Campus Access Only

All rights reserved. This publication is intended for use solely by faculty, students, and staff of University of the Pacific. No part of this publication may be reproduced, distributed, or transmitted in any form or by any means, now known or later developed, including but not limited to photocopying, recording, or other electronic or mechanical methods, without the prior written permission of the author or the publisher.

Date of Award


Document Type

Thesis - Pacific Access Restricted

Degree Name

Master of Arts (M.A.)


Graduate Studies

First Advisor

David E. Wolfe

First Committee Member

Allen Brown

Second Committee Member

Audree S. O'Connell


This study investigated the application of music as a factor in influencing running pace of runners. Thirty (30) runners of varying ages, paces, and distances run per week were individually tested on two runs: one, with music, using a portable cassette player; the other, without music. Results indicated that there was a statistically significant difference in actual, as well as perceived, running pace between the experimental conditions. Of the 30 runners: 19 actually increased their pace, 20 runners perceived an increase in running pace, 3 maintained there was no change and 7 felt the music decreased their running pace. In addition, most runners reported that they enjoyed running to music, and felt that it assisted them in diverting attention from the actual run, thereby enhancing the total running experience.



To access this thesis/dissertation you must have a valid email address and log-in to Scholarly Commons.

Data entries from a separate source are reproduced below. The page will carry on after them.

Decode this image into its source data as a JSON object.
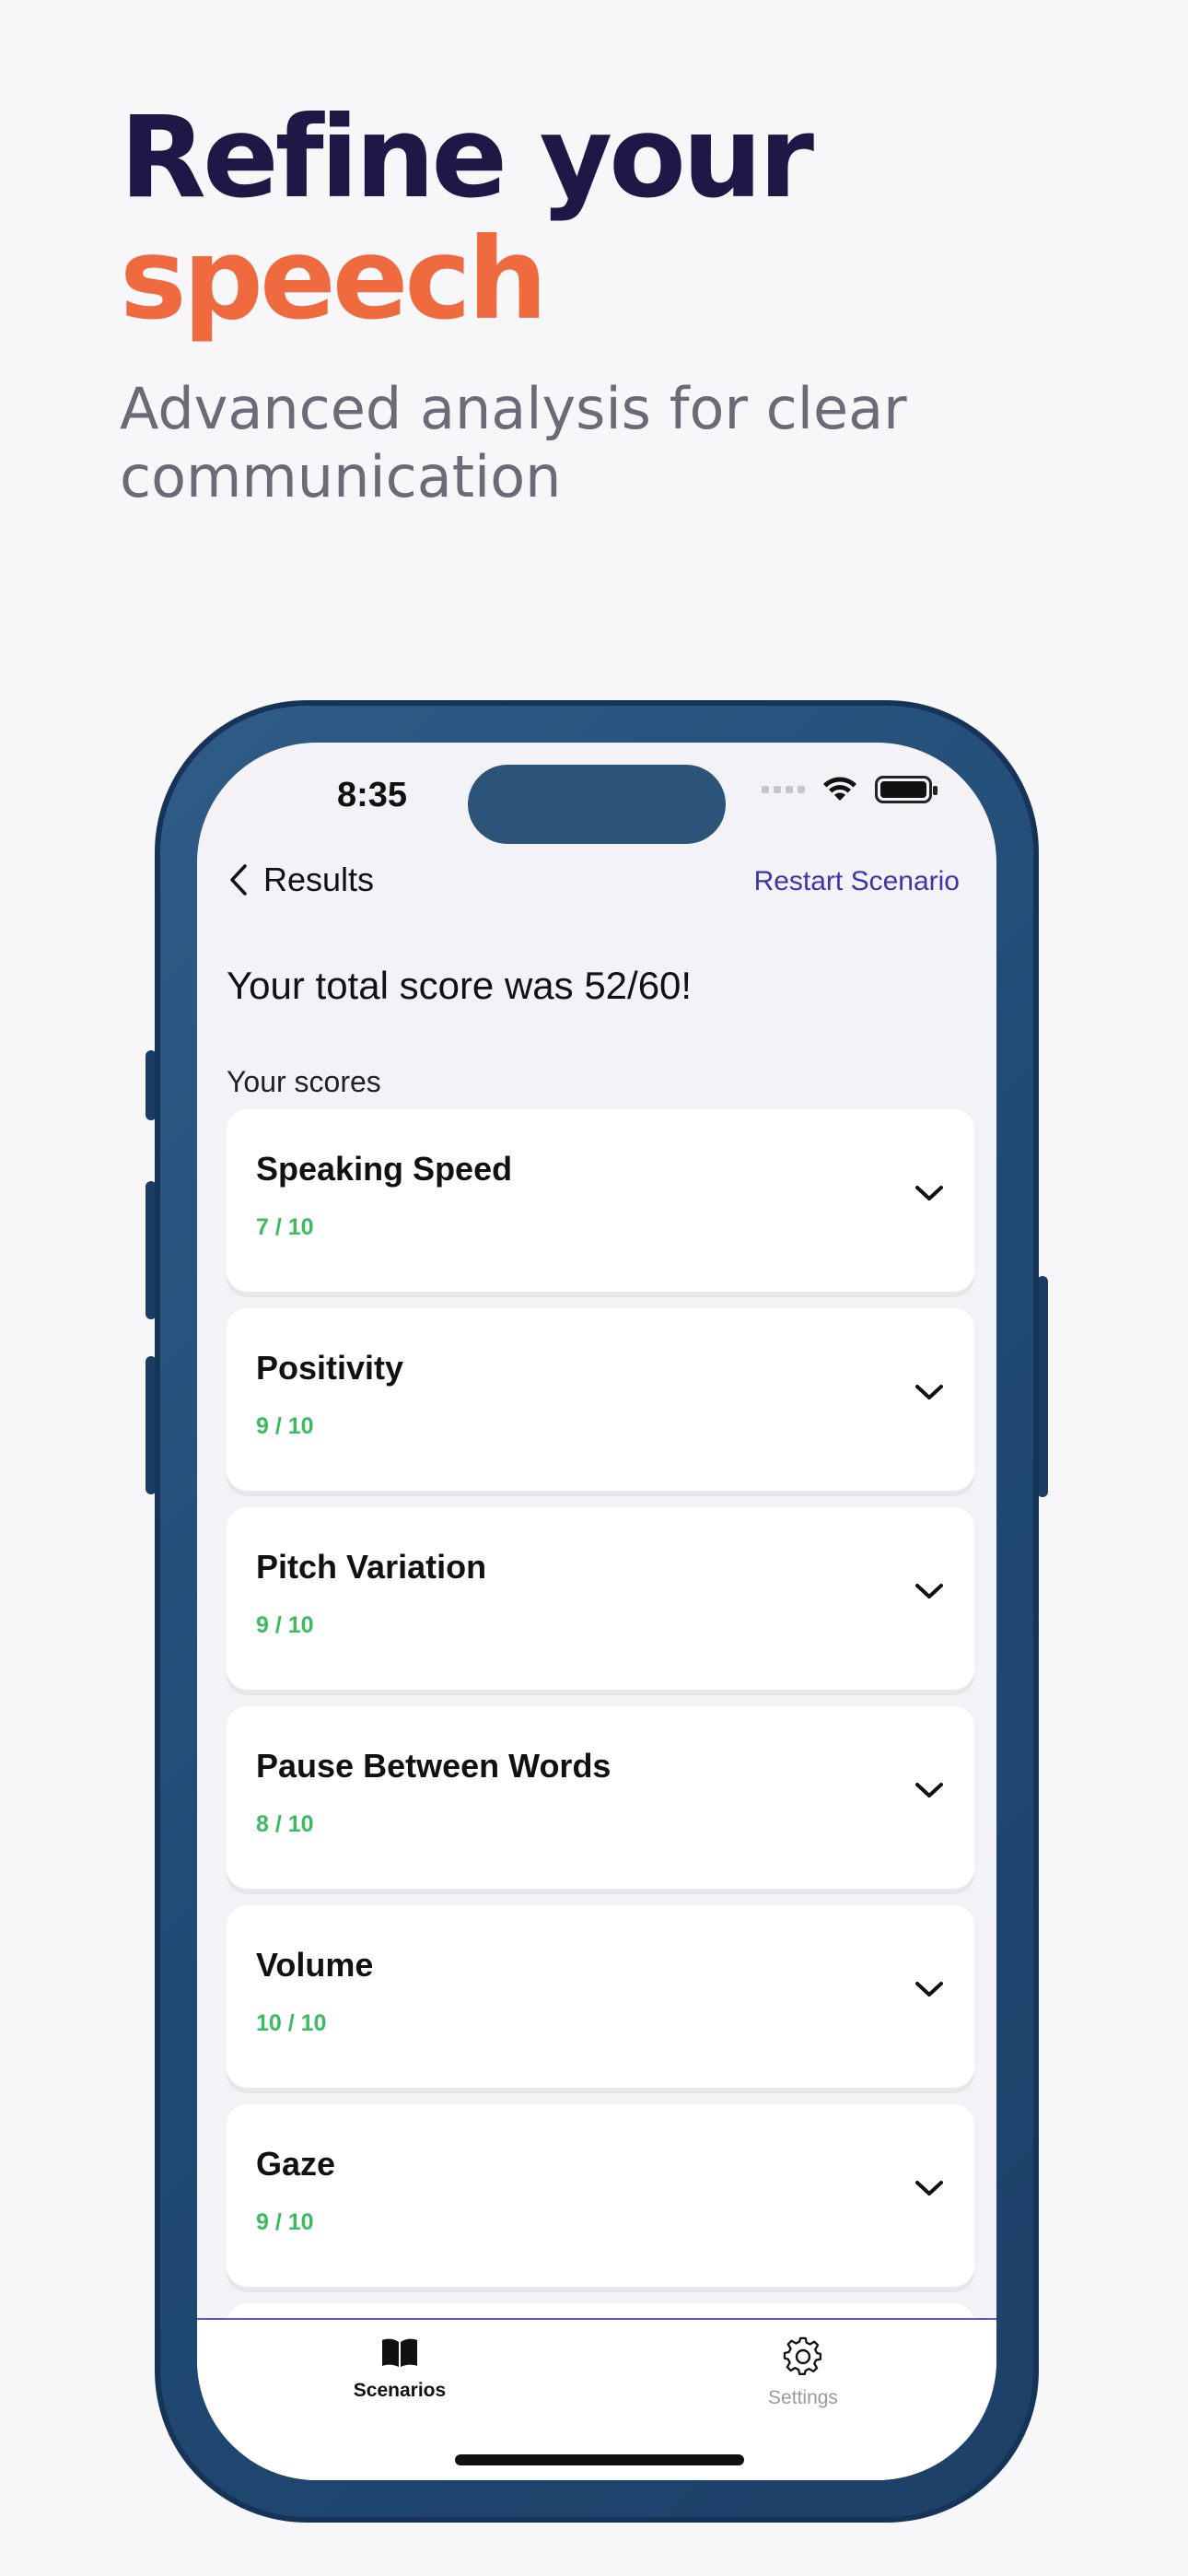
{
  "hero": {
    "title_line1": "Refine your",
    "title_line2": "speech",
    "subtitle": "Advanced analysis for clear communication",
    "title_color": "#1f1745",
    "accent_color": "#ef6a3e"
  },
  "status_bar": {
    "time": "8:35"
  },
  "nav": {
    "back_label": "Results",
    "restart_label": "Restart Scenario",
    "accent_color": "#3c36a8"
  },
  "results": {
    "total_score_text": "Your total score was 52/60!",
    "section_label": "Your scores",
    "score_color": "#3dbb63",
    "scores": [
      {
        "name": "Speaking Speed",
        "score": "7 / 10"
      },
      {
        "name": "Positivity",
        "score": "9 / 10"
      },
      {
        "name": "Pitch Variation",
        "score": "9 / 10"
      },
      {
        "name": "Pause Between Words",
        "score": "8 / 10"
      },
      {
        "name": "Volume",
        "score": "10 / 10"
      },
      {
        "name": "Gaze",
        "score": "9 / 10"
      }
    ]
  },
  "tabbar": {
    "tabs": [
      {
        "label": "Scenarios",
        "icon": "book-icon",
        "active": true
      },
      {
        "label": "Settings",
        "icon": "gear-icon",
        "active": false
      }
    ]
  }
}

Find in PacificSearch



If you are the author and would like to grant permission to make your work openly accessible, please email